-- Opening Marker --

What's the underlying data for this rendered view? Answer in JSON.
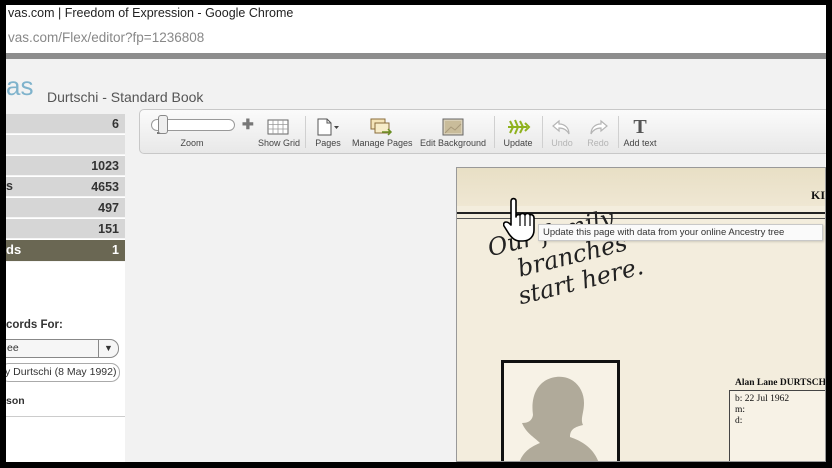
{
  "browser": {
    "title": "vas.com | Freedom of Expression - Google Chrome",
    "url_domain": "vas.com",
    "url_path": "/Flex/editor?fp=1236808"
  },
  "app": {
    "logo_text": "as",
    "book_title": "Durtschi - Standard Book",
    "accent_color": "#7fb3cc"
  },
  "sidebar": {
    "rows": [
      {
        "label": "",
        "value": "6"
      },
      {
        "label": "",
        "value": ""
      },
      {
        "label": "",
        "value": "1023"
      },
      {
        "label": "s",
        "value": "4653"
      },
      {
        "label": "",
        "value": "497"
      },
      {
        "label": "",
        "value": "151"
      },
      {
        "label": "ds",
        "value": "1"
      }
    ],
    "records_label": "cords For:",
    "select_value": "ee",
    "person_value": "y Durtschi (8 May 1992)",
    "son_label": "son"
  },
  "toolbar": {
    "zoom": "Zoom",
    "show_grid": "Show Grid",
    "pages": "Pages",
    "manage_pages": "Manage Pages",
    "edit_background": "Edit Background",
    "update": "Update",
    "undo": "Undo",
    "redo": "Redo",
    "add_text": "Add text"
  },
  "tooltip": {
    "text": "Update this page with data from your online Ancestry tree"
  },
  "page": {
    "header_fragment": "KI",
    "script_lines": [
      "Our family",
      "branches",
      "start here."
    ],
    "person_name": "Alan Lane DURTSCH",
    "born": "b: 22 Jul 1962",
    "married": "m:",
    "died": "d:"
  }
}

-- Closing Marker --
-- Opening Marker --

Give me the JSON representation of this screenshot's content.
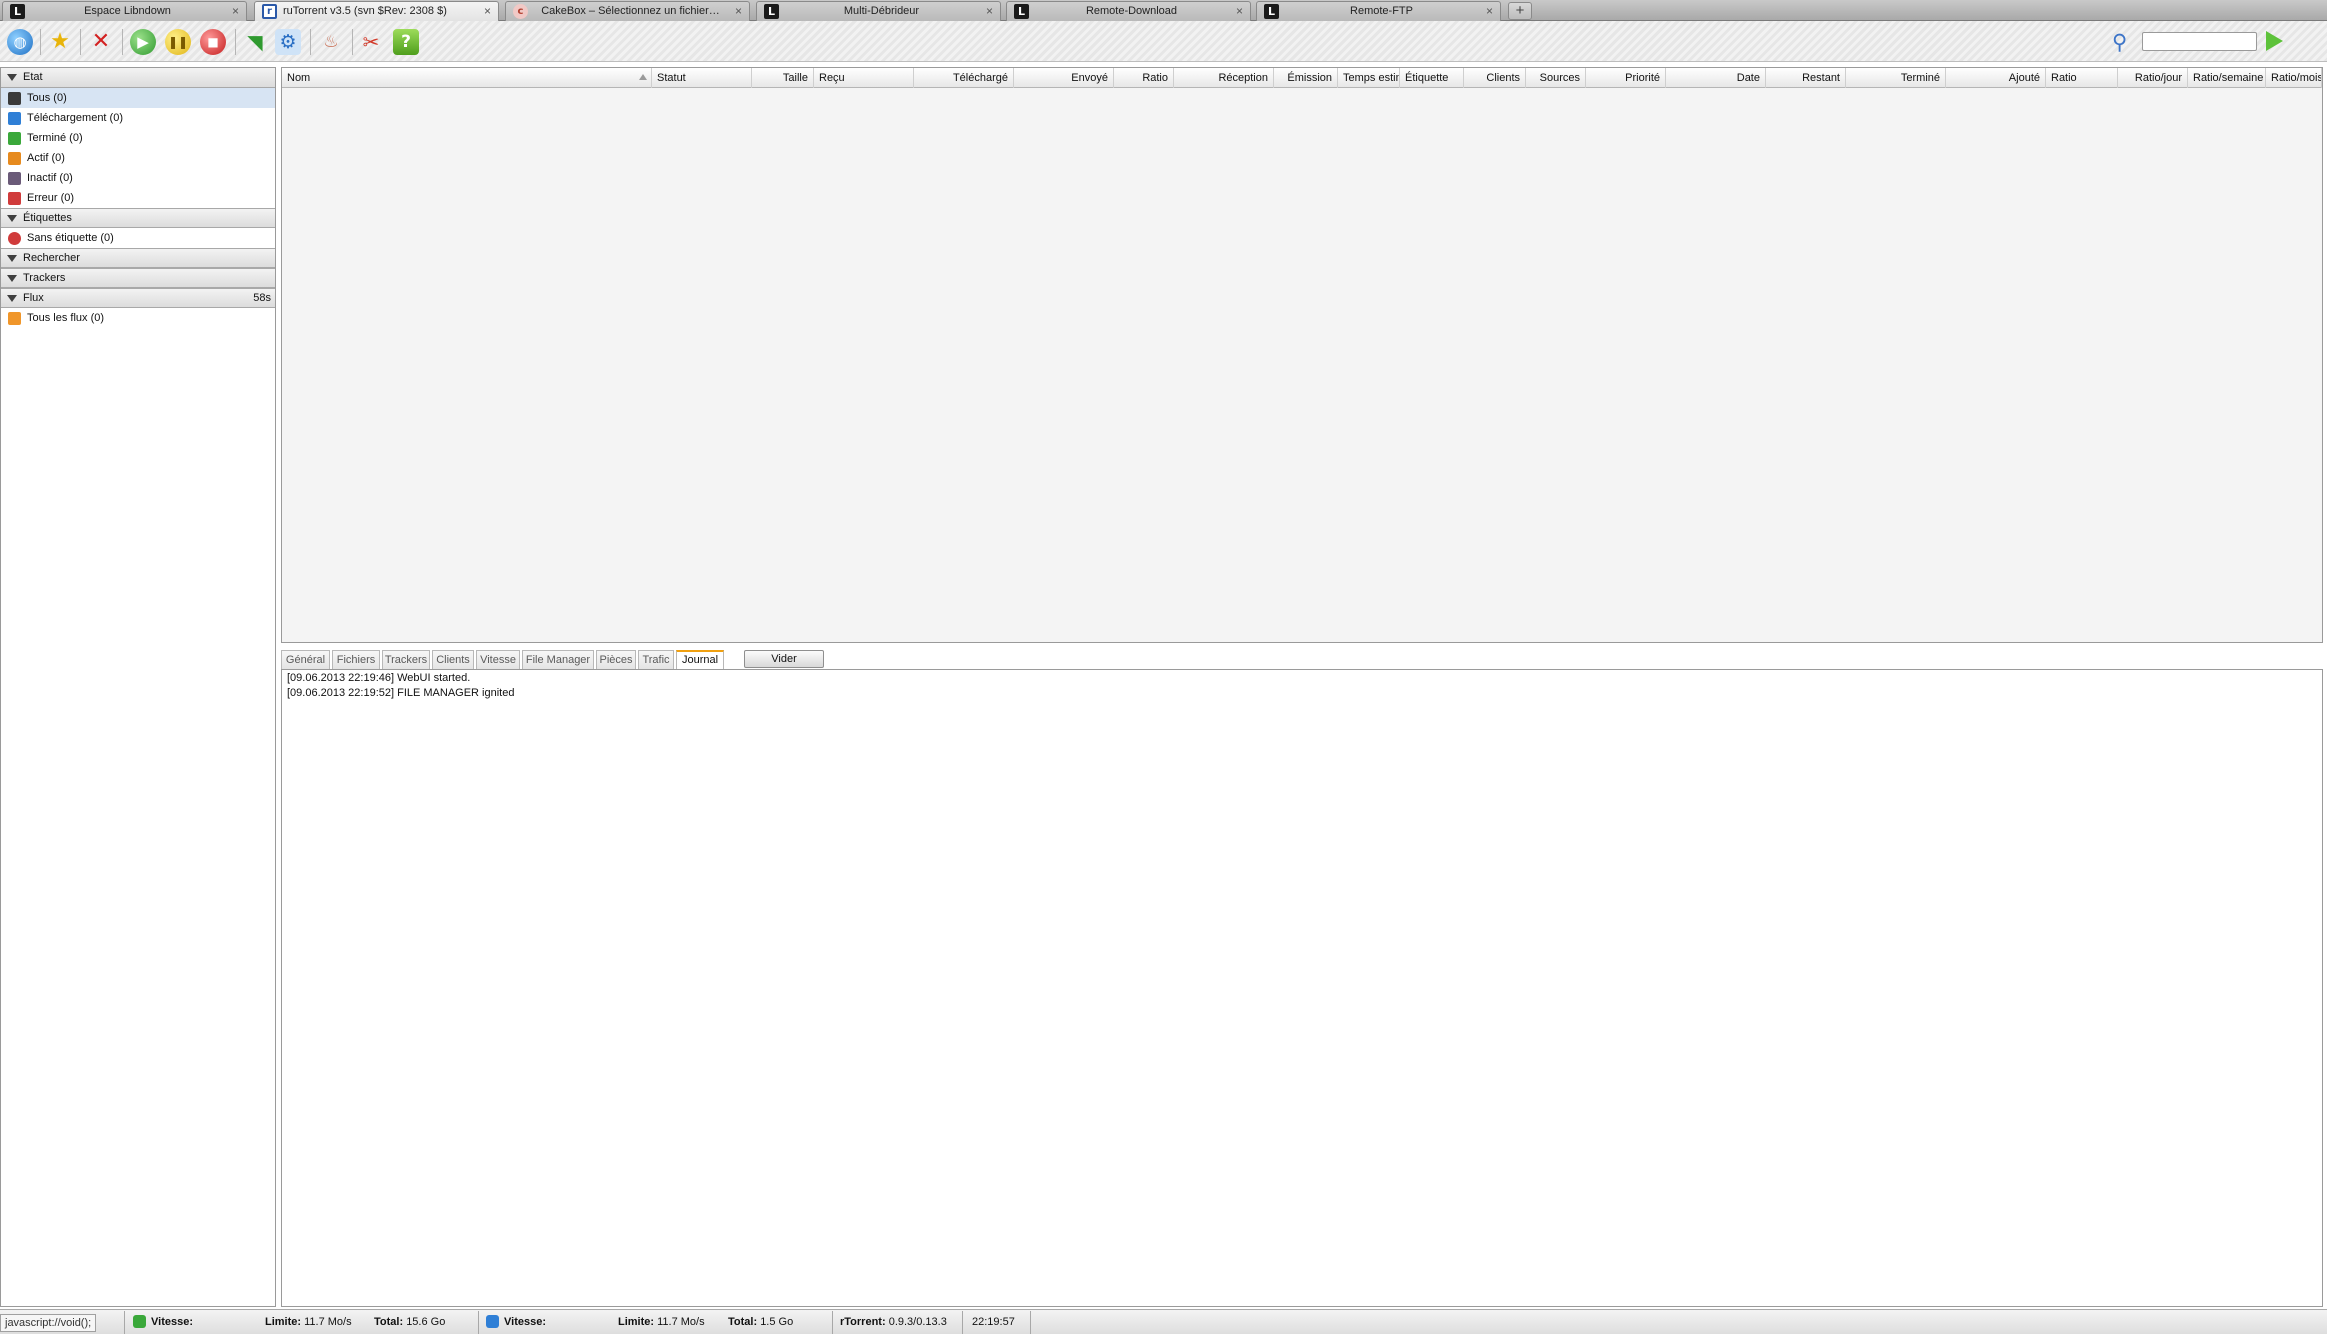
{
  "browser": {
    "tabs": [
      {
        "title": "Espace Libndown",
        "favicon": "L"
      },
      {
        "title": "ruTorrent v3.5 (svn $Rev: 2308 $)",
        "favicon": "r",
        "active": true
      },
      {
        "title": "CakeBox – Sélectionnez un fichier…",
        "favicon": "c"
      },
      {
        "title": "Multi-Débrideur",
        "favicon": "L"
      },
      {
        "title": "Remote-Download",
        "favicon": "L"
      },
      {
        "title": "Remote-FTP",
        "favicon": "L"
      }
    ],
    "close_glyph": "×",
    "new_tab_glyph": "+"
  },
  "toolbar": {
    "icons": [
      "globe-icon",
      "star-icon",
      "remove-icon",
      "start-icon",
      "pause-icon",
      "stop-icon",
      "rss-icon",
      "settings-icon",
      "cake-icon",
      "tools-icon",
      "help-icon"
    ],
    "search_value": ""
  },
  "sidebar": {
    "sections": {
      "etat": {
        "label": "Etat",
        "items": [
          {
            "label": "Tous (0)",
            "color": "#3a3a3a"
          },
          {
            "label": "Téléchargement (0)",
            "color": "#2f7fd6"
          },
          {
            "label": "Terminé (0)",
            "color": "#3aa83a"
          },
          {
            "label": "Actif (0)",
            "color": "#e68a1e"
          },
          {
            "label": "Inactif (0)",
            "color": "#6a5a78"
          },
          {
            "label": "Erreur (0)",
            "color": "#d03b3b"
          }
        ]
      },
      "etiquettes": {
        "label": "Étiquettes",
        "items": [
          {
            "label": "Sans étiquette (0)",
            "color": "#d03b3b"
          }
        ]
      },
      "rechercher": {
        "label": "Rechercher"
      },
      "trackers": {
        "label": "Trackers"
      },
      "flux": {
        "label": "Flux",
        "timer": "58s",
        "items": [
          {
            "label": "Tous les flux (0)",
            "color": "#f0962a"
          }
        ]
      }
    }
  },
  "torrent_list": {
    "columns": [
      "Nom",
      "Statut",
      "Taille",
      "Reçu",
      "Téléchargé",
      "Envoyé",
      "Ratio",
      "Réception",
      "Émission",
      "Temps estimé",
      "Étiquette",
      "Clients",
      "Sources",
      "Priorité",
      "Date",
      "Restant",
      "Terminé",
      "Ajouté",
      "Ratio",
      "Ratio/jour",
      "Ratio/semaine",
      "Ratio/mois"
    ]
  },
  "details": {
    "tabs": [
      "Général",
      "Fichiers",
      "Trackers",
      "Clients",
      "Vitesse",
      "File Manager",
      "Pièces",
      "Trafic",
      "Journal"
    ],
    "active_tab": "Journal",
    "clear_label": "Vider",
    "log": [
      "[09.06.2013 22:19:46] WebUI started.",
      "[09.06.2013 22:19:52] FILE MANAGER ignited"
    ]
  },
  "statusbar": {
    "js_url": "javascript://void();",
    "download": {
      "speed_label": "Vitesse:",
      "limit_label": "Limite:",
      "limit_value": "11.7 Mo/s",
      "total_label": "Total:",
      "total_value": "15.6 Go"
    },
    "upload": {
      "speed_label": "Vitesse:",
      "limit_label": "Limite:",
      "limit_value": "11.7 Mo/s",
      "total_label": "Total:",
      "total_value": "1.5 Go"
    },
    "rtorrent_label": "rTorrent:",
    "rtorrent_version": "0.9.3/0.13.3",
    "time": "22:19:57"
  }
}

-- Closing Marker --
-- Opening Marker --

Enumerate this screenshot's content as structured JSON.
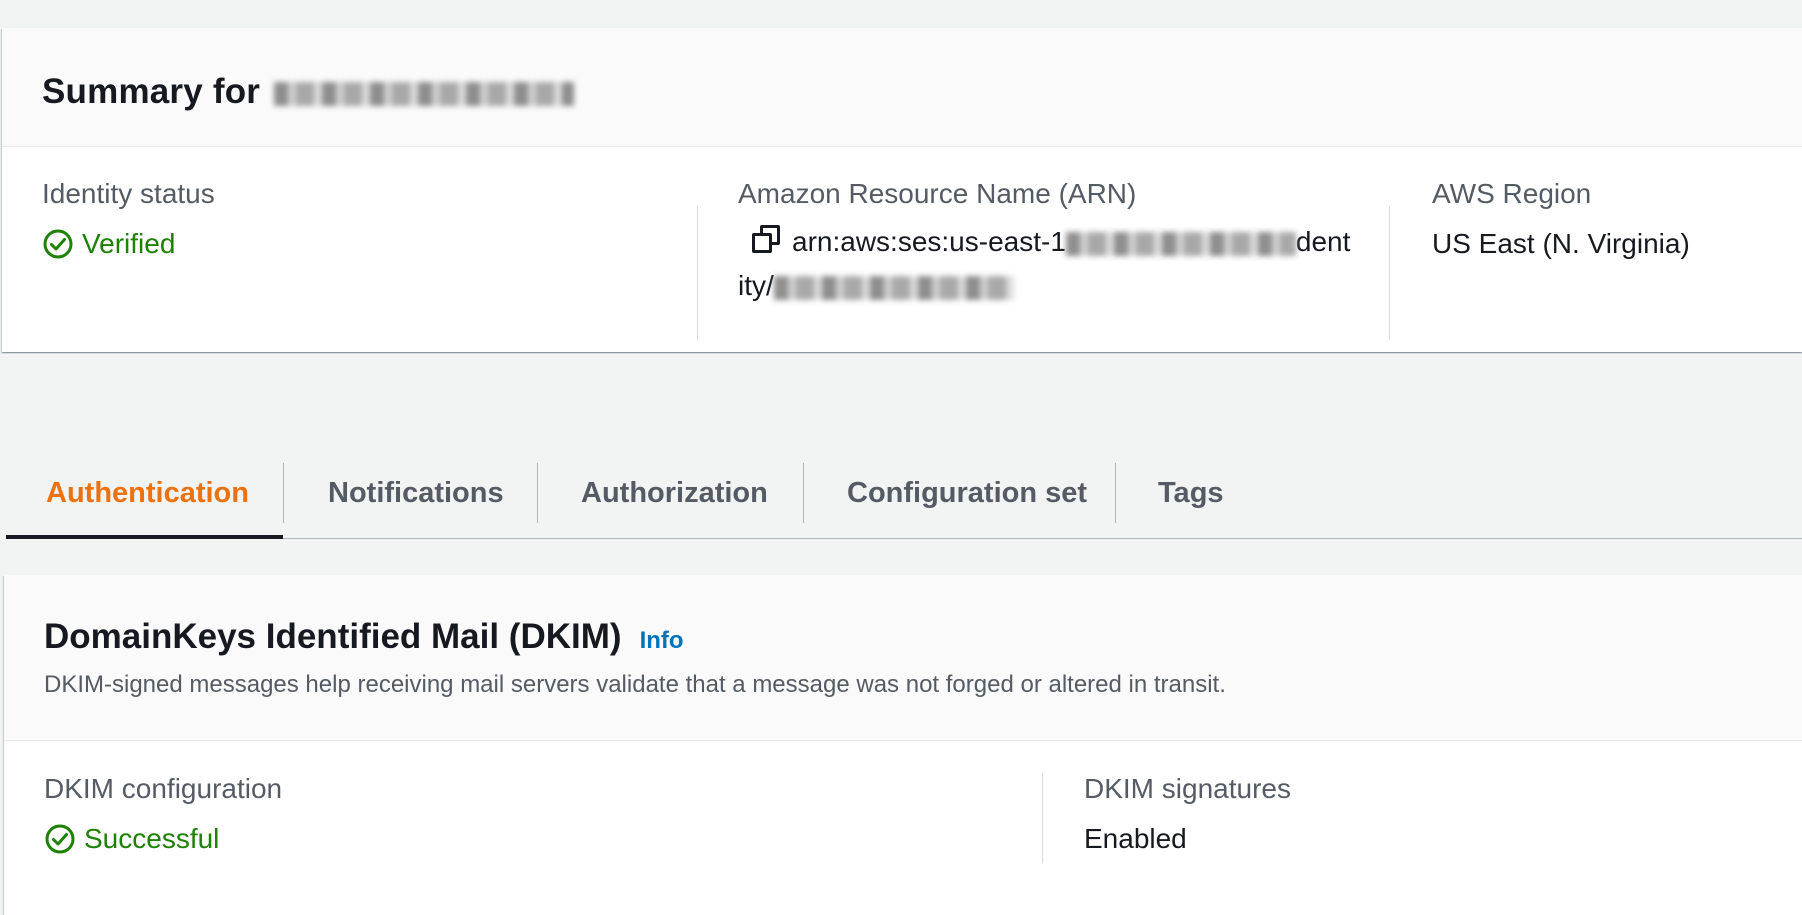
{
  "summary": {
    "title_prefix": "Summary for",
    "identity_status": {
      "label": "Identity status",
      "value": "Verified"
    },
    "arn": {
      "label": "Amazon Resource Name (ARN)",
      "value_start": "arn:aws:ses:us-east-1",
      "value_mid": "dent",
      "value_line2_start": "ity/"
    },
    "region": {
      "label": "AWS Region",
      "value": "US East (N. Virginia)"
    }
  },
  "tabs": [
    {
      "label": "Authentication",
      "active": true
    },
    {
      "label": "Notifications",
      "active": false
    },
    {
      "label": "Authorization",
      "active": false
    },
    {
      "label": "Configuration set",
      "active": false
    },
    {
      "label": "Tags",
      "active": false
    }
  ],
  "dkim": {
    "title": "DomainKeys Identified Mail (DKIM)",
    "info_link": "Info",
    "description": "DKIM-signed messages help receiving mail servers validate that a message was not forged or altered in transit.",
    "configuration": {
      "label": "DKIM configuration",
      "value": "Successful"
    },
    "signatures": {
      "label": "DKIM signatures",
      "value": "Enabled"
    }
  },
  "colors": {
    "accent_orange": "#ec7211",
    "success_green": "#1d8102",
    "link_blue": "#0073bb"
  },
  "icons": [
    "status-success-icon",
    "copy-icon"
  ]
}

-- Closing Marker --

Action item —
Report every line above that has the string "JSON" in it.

Result of this exercise —
What's the underlying data for this rendered view? Answer in JSON.
Give me the JSON representation of this screenshot's content.
Enumerate this screenshot's content as structured JSON.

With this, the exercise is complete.